c. Clarification of indirect ownership of PFICs through US entities.
[1]  According to the House Report to H.R. 8 as passed by the House on April 4, 2001, the “Committee recognizes that there are situations where a taxpayer would desire allocation of generation-skipping transfer tax exemption, yet the taxpayer had missed allocating generation-skipping transfer tax exemption to an indirect skip, e.g., because the taxpayer or the taxpayer’s advisor inadvertently omitted making the election on a timely-filed gift tax return or the taxpayer submitted a defective election. Thus, the Committee believes that automatic allocation is appropriate for transfers to a trust from which generation-skipping transfers are likely to occur.” House Report, p. 35.
[2]  I.R.C. § 2632(c)(3)(B)(flush language).
[3]  I.R.C. § 2632(c)(3)(B)(ii).
[4]  I.R.C. § 2632(c)(3)(B)(i), which provides that a trust is not a GST trust if the trust instrument provides that more than 25% of the trust corpus must be distributed to or may be withdrawn by one or more non-skip persons before that individual reaches 46 years of age, on or before one or more dates specified in the trust instrument that will occur before such individual attains 46 years of age, or upon the occurrence of an event that in accordance with Treasury regulations may reasonably be expected to occur before the date that such individual attains age 46. I.R.C. § 2632(c)(3)(B)(i) That exception applies, for example, to a trust that will terminate in favor of its beneficiary when the beneficiary reaches age 45.

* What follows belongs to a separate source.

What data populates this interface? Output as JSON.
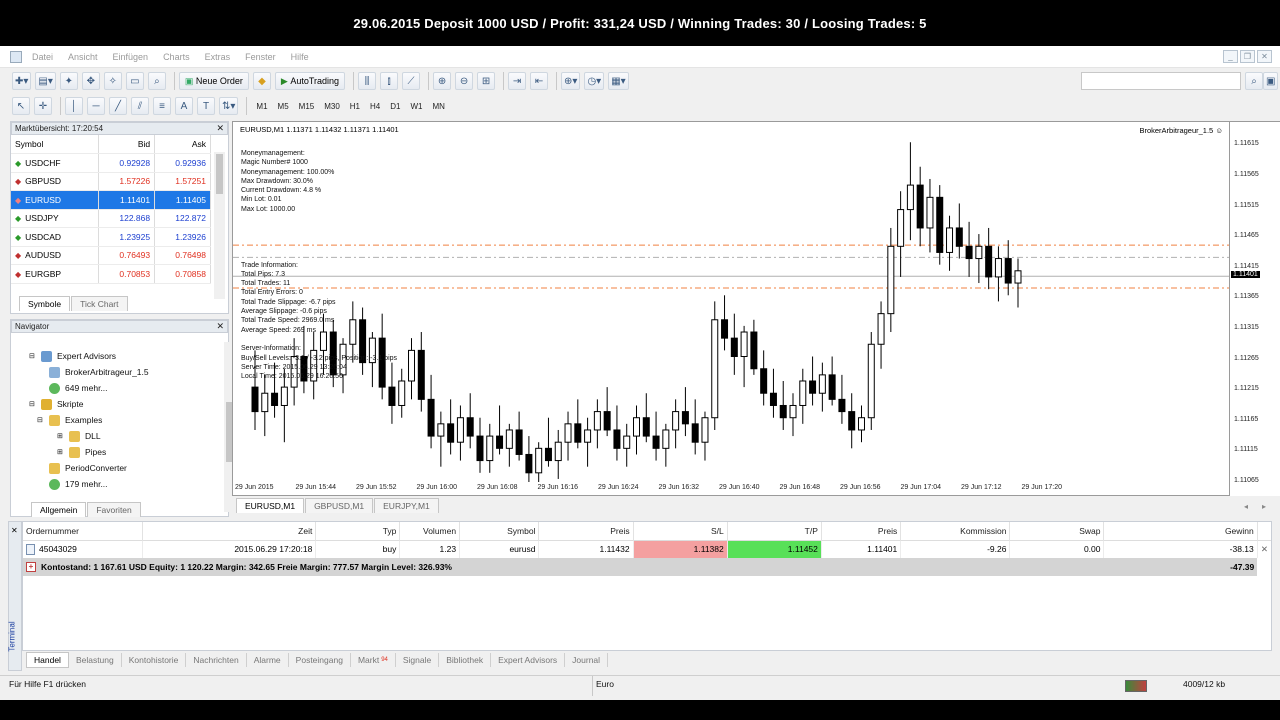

[5]  Note that these type of trusts do not fit within the first exception because the death of an individual’s parent or parents, in most instances, may not reasonably be expected to occur before the child reaches age 46.
[6]  I.R.C. § 2632(c)(3)(B)(flush language).
[7]  The fourth exception, for example, provides that a trust is not a GST trust if any portion of it would be included in the gross estate of a non-skip person (other than the transferor) if such person died immediately after the transfer. I.R.C. § 632(c)(3)(B)(iv).
[8]  Thus, related persons include members of the family (sibling, brother or sister-in-law, spouse, ancestors and their spouses, and descendants and their spouses), an individual and a corporation more than 50% owned by such individual, two corporations which are members of the same controlled group, a grantor and a fiduciary of a trust created by such grantor, fiduciaries of separate trusts created by the same grantor, a fiduciary and a beneficiary, a fiduciary and a beneficiary of another trust if the same person is the grantor of both trusts, a fiduciary of a trust and a corporation more than 50% owned by the trust or by the grantor of the trust, a person and an exempt organization if the organization is controlled by the person or a member of such person’s family, a corporation and a partnership if more than 50% of the stock or more than 50% of the capital or profits interest in the partnership interests are owned by the same persons, S corporations if the same persons own more than 50% of the stock of both, an executor of an estate and a beneficiary of an estate, a partner and a partnership if the partner owns more than 50% of the capital or profits interest and two partnerships in which the same persons own more than 50% of the capital or profits interest. In applying the related party rules, a person is treated as indirectly owning stock held through a corporation, partnership, estate or trust in which such person has an interest, and is treated as constructively owning stock owned by a family member.
[9]  Confusingly, regulations under section 6048 applicable solely to foreign grantor trusts described in section 679 specify an April 15th deadline for filing the Form 3520-A. Treas. Reg. § 401.6048-1(c)(1). These regulations pre-date the current version of section 6048.
[10]  Treas. Reg. section 1.1471-5(b)(2)(iii) and 1.1471-2(a)(4)(vii).
[11]  Treas. Reg. section 1.1471-4(d)(3).
[12]  Treas. Reg. section 1.1471-3(d)(6).